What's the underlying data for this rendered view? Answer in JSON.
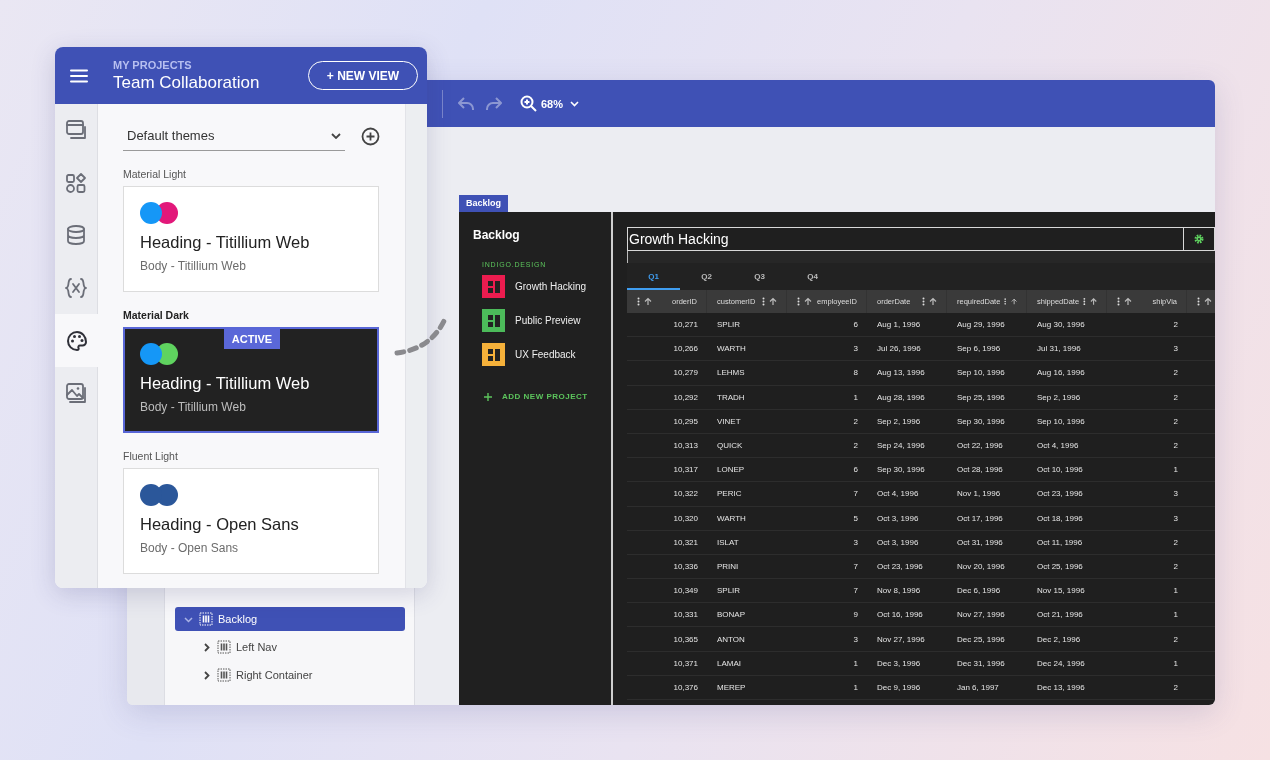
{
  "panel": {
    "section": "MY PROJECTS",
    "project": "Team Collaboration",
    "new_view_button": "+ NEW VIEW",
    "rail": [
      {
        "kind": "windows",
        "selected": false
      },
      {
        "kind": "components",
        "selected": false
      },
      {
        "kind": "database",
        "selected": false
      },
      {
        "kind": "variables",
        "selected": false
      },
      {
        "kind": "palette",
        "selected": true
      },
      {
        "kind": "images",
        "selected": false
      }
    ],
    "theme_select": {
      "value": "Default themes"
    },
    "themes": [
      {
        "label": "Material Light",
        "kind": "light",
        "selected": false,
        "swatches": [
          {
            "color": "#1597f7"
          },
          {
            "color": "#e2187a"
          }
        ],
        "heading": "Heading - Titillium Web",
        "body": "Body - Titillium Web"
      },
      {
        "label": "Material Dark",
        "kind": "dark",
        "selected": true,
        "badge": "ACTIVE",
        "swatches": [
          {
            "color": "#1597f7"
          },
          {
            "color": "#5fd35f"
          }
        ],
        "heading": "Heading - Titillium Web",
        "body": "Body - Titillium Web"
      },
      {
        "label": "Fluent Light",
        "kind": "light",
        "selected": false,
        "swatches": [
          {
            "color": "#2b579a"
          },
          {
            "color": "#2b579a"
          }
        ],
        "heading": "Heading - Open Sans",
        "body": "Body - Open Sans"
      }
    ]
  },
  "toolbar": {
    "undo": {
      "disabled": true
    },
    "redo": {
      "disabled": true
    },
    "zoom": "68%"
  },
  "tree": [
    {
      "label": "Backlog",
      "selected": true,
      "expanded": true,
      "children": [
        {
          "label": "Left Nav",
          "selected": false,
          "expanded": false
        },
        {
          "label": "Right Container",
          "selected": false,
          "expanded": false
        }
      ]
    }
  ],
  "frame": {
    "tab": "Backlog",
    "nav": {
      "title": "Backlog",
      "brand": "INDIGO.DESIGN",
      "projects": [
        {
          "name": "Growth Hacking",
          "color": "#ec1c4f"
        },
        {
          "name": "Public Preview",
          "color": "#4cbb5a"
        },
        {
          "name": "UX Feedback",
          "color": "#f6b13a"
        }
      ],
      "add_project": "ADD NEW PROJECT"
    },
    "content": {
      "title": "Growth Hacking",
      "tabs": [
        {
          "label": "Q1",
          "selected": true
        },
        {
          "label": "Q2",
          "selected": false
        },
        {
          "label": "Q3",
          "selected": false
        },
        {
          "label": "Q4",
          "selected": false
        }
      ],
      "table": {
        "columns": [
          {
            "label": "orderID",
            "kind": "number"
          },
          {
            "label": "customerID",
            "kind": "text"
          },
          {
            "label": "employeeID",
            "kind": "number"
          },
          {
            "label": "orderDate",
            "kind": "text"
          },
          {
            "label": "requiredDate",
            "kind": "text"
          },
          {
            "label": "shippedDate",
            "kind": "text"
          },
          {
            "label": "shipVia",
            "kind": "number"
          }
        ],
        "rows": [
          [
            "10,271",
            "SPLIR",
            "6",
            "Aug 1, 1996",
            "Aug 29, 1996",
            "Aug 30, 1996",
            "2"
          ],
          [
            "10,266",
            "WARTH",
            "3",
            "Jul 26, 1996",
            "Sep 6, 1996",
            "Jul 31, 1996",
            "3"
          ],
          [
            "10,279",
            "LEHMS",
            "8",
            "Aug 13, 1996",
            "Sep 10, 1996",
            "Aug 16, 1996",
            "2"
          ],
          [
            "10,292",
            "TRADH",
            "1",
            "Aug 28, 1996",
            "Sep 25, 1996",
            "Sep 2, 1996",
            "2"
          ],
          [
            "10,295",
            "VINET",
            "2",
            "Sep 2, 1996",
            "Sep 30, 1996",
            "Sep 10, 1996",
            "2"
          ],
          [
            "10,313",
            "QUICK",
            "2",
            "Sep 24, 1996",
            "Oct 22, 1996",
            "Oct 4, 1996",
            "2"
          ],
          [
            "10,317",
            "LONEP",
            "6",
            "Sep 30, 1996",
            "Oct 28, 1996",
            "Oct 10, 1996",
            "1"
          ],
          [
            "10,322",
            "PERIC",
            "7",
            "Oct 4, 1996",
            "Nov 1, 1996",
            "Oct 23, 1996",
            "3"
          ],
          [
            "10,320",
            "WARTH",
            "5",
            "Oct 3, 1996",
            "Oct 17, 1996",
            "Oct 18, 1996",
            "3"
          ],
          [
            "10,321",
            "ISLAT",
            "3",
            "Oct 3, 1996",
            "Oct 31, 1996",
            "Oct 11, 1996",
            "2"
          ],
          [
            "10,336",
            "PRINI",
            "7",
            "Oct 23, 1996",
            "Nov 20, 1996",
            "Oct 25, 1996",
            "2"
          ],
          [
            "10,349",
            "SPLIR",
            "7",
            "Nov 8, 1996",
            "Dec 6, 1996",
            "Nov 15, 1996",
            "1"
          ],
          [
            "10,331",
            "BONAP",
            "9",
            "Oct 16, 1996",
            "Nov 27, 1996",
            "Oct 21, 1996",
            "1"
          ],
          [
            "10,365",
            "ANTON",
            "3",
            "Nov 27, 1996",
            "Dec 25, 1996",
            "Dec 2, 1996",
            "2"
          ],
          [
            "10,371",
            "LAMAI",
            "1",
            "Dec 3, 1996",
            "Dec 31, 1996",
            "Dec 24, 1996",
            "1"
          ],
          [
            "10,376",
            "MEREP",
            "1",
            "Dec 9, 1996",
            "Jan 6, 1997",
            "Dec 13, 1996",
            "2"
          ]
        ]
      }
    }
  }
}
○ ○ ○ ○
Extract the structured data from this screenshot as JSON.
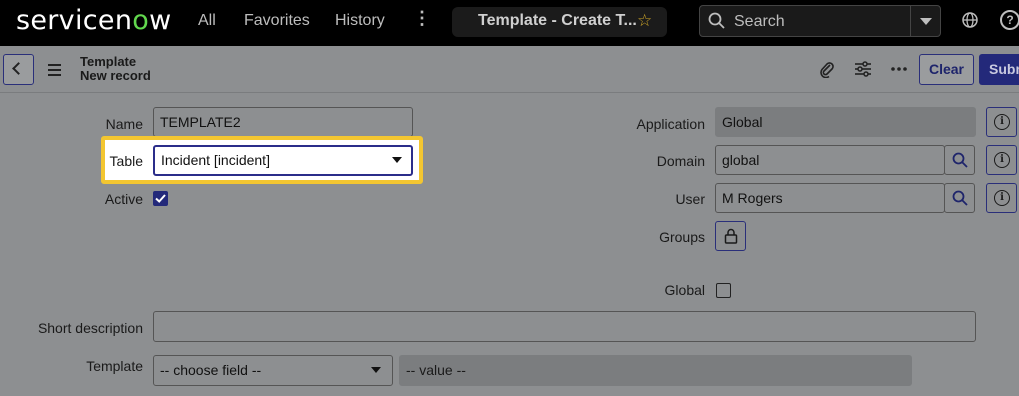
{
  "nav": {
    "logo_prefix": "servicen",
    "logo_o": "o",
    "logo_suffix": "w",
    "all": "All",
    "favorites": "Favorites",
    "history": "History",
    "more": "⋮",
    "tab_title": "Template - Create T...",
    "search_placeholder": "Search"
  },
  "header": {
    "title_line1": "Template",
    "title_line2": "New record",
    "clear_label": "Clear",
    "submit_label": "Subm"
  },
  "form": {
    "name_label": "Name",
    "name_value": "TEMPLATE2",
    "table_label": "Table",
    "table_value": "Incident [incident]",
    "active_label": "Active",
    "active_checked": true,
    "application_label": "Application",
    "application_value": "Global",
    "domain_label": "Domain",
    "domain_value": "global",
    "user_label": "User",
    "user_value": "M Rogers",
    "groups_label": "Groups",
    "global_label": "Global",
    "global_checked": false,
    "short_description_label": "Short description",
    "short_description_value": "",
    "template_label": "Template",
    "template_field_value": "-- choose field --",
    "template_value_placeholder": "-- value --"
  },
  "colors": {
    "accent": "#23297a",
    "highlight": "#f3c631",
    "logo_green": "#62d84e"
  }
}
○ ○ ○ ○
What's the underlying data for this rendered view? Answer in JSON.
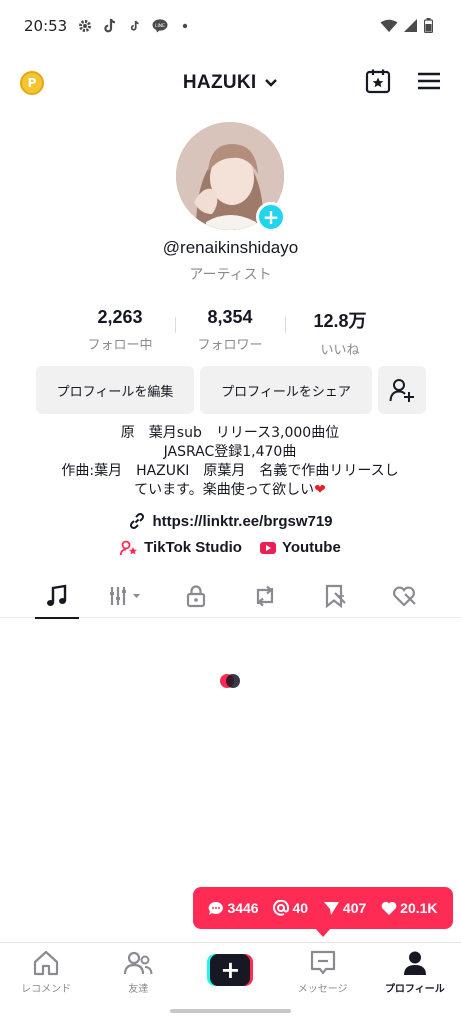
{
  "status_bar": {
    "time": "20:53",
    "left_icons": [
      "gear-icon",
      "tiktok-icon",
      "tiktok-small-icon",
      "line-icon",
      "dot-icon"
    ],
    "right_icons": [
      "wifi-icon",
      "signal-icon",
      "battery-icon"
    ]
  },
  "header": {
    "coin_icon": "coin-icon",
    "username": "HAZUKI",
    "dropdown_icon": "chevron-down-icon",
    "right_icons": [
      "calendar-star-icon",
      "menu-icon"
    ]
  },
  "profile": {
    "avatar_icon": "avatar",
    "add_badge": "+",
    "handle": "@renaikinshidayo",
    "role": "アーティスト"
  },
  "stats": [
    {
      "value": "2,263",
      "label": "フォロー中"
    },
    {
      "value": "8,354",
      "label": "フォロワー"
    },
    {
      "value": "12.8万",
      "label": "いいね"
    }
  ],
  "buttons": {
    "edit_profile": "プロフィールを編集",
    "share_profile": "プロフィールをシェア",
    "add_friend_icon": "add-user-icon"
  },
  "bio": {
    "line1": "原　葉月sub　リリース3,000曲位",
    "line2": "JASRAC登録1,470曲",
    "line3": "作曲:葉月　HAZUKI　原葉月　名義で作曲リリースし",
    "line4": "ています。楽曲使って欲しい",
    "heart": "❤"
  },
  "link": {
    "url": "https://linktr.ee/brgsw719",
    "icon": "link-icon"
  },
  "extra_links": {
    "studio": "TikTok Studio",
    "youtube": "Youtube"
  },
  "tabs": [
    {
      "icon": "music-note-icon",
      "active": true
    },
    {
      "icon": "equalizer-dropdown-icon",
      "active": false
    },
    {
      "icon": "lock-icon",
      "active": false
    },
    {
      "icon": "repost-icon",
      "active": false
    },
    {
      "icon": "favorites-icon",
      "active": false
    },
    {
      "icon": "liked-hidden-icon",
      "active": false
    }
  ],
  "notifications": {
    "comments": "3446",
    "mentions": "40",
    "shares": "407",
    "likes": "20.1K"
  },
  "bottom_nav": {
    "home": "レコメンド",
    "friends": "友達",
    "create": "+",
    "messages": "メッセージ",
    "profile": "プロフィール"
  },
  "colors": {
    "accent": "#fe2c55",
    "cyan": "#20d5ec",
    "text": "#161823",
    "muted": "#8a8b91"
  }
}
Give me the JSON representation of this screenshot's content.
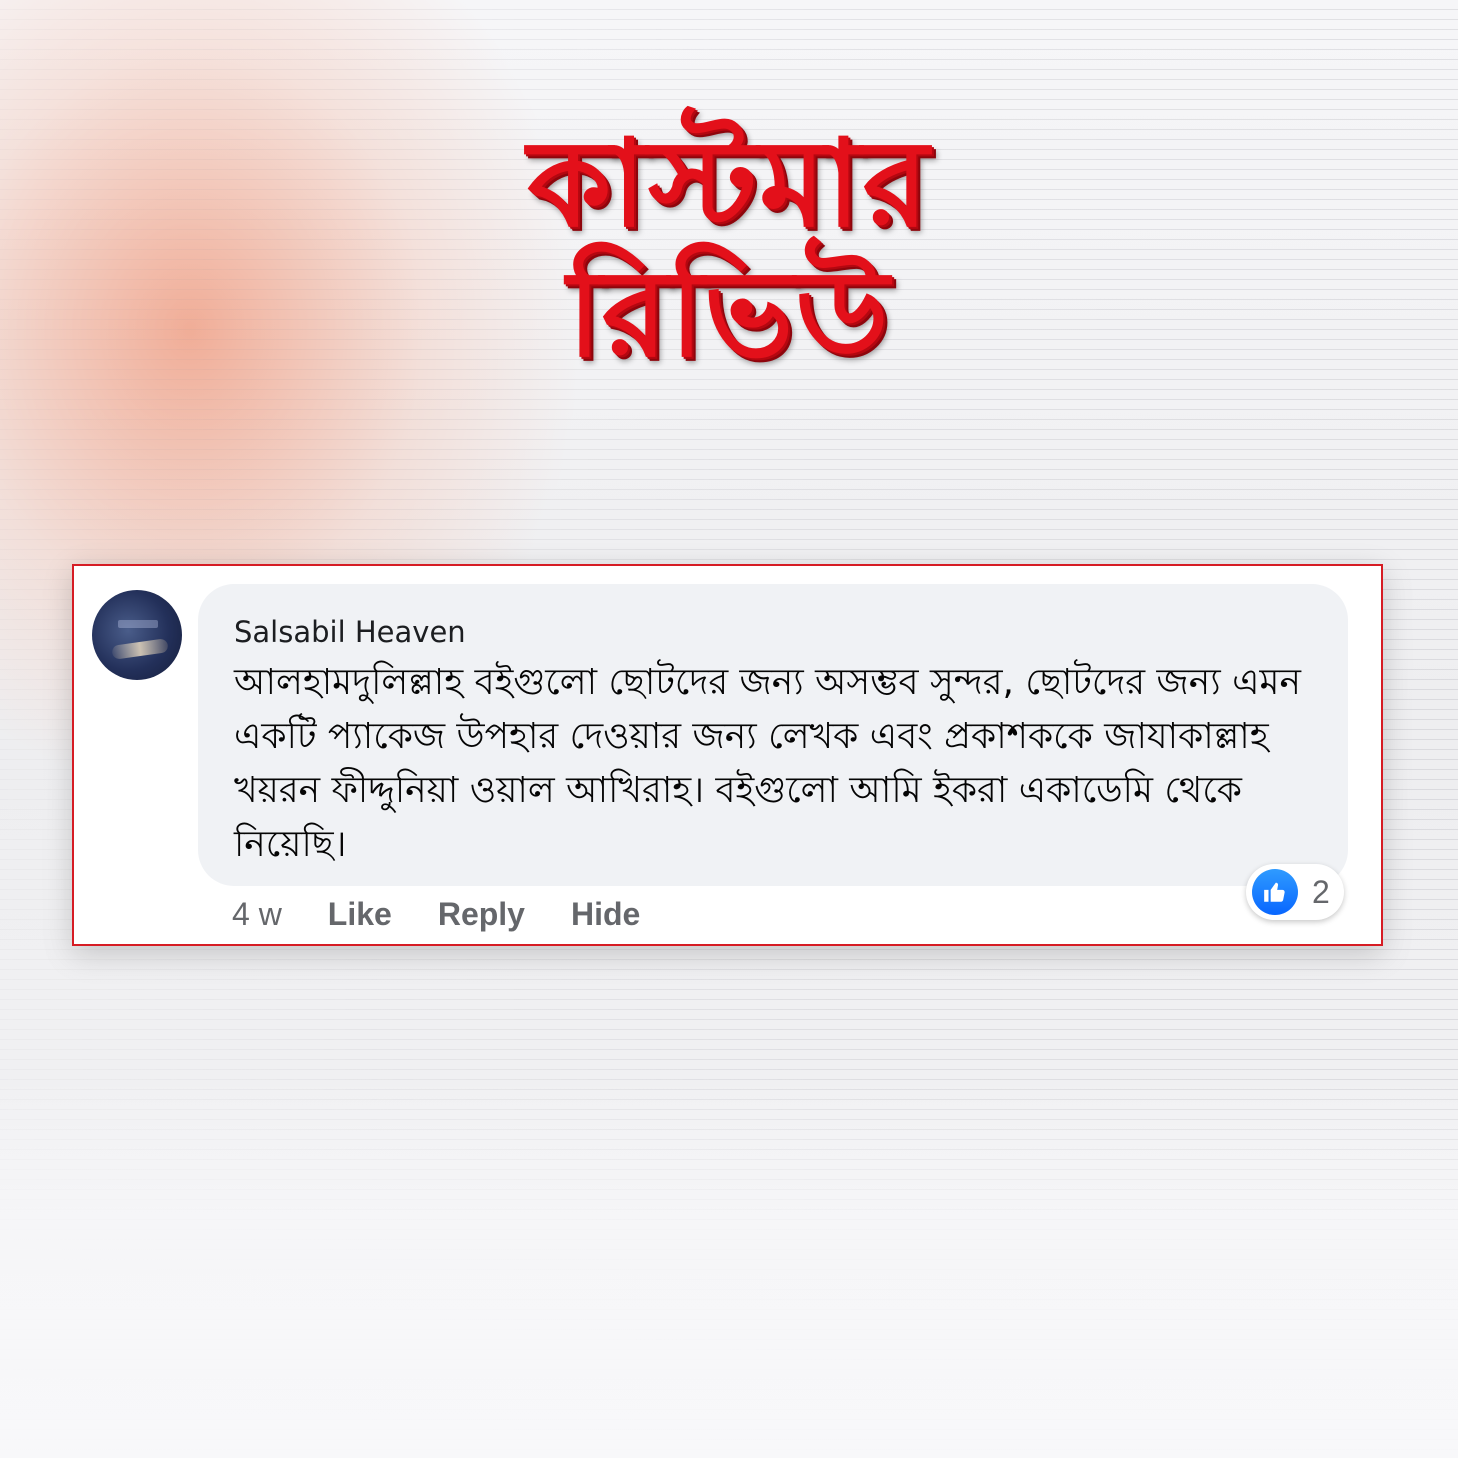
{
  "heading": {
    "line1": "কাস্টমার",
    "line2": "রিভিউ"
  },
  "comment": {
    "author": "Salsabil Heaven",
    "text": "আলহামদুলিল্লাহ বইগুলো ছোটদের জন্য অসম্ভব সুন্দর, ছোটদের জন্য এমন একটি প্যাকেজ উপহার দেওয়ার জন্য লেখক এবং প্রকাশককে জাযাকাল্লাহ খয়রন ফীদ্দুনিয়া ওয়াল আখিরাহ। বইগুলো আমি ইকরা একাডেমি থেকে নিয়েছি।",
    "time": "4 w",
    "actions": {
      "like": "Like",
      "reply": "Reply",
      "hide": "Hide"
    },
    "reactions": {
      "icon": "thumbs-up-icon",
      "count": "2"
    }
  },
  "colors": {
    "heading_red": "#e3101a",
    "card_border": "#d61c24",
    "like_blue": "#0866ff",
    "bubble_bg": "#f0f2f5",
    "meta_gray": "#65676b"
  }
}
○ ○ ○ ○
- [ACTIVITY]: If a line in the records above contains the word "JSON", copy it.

- [RESPONSE TO THIS EXERCISE]:
What's the underlying data for this rendered view? Answer in JSON.
Extract the structured data from this screenshot as JSON.
What's the underlying data for this rendered view? Answer in JSON.
Give me the JSON representation of this screenshot's content.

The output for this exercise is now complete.